A devout Hindu gentleman in Trinidad named Sewdass Sadhu, an indentured labourer who came to Trinidad in 1907, built a siwala near the sea just after WWII ended but he did not own the land. Representatives of the landowners, Tate & Lyle destroyed the temple. Sewdass Sadhu built it again, again it was destroyed. Sadhu built the temple for a third time, the new landowners, Caroni Ltd., destroyed the temple and took Sewdass to court and had him fined £100 or 14 days in prison. But he would not be dissuaded. With great devotion and much effort Sadhu declared if he couldn't build on the land he would just have to build in the sea, Sadhu carried rocks and soil in two buckets and an old lady's bicycle during low tide to build up a pathway and foundation for his temple in the sea - a place that was beyond the reach of the landowners. Thousands of buckets later the temple could be built. In 1970, Sewdass Sadhu died and without a dedicated caregiver, the mandir declined. The tide broke down the surrounding wall and the shrine to the right deteriorated with storms. The murtis were removed, but it was clear that devotees still came to perform puja here. In the 1990's a renewal of the temple began with the support of local citizens and government funding. In 1995 a new temple was created on this site, and a memorial to Sewdass Sadhu was inaugurated for the celebration of Indian Arrival Day.
Sewdass Sadhu is now a national hero. His faith and dedication has inspired thousands of people who come here on pilgrimage to honour the deities and their most fervent devotee.
If Sadhu was with us today, he would understand the pain that devotees suffered in August of 2007 when vandals cast several of the temple’s murtis into the sea and desecrated this sacred place. Unlike Sadhu’s time, Trinidadians of all faiths were horrified at this desecration and supported the Hindu community, the temple is now restored. Sewdass Sadhu believed in the power of Mahadev and his own faith to overcome adversity. spiritual strength of Sadhu and all devotees.
A well known site of worship for Hindus as well as a tourist attraction, the temple is a lovely place to come and visit. Five hundred feet into the quiet waters of the Gulf of Paria, it today continues to stand on the very spot Sadhu first built it. The temple was once described as the first of its kind in the western world by Dharmacharya Pundit Krishna Maharaj.
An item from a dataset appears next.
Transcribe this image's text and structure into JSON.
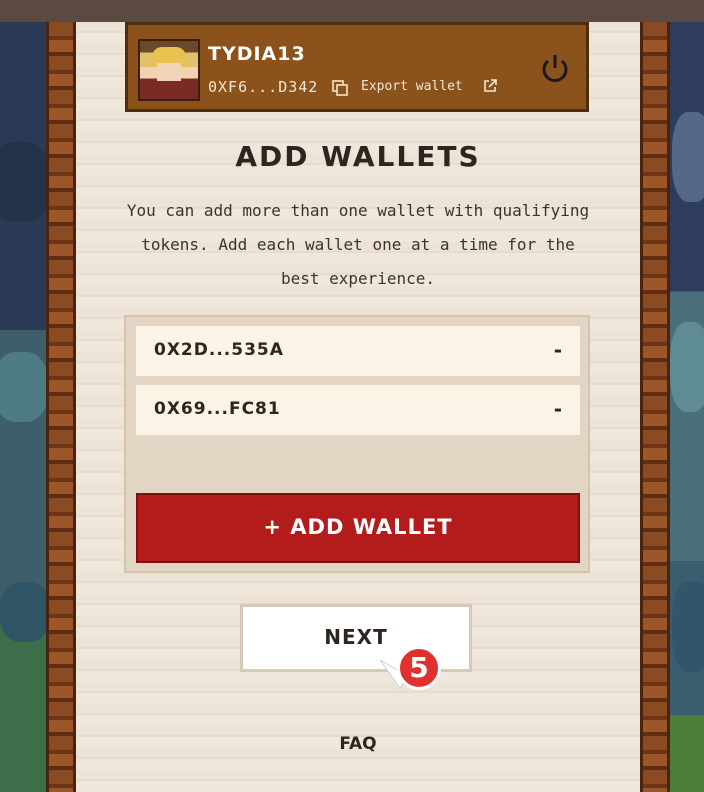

With two buckets and an old lady’s bicycle with a carrier at the back, it is amazing that anyone could achieve such a feat.
Even this dog was completely at peace here at this quiet Holy site
The flowers were beautiful even one of the thrown murtis seemed at peace
The Hindu burial ground is behind the wall, beyond the fence is an unmarked field which is the Muslim burial ground.
Would not have missed coming here.
ALL IN ALL JUST GOES TO SHOW WHAT ONE MAN AND DEVOTION CAN ACHIEVE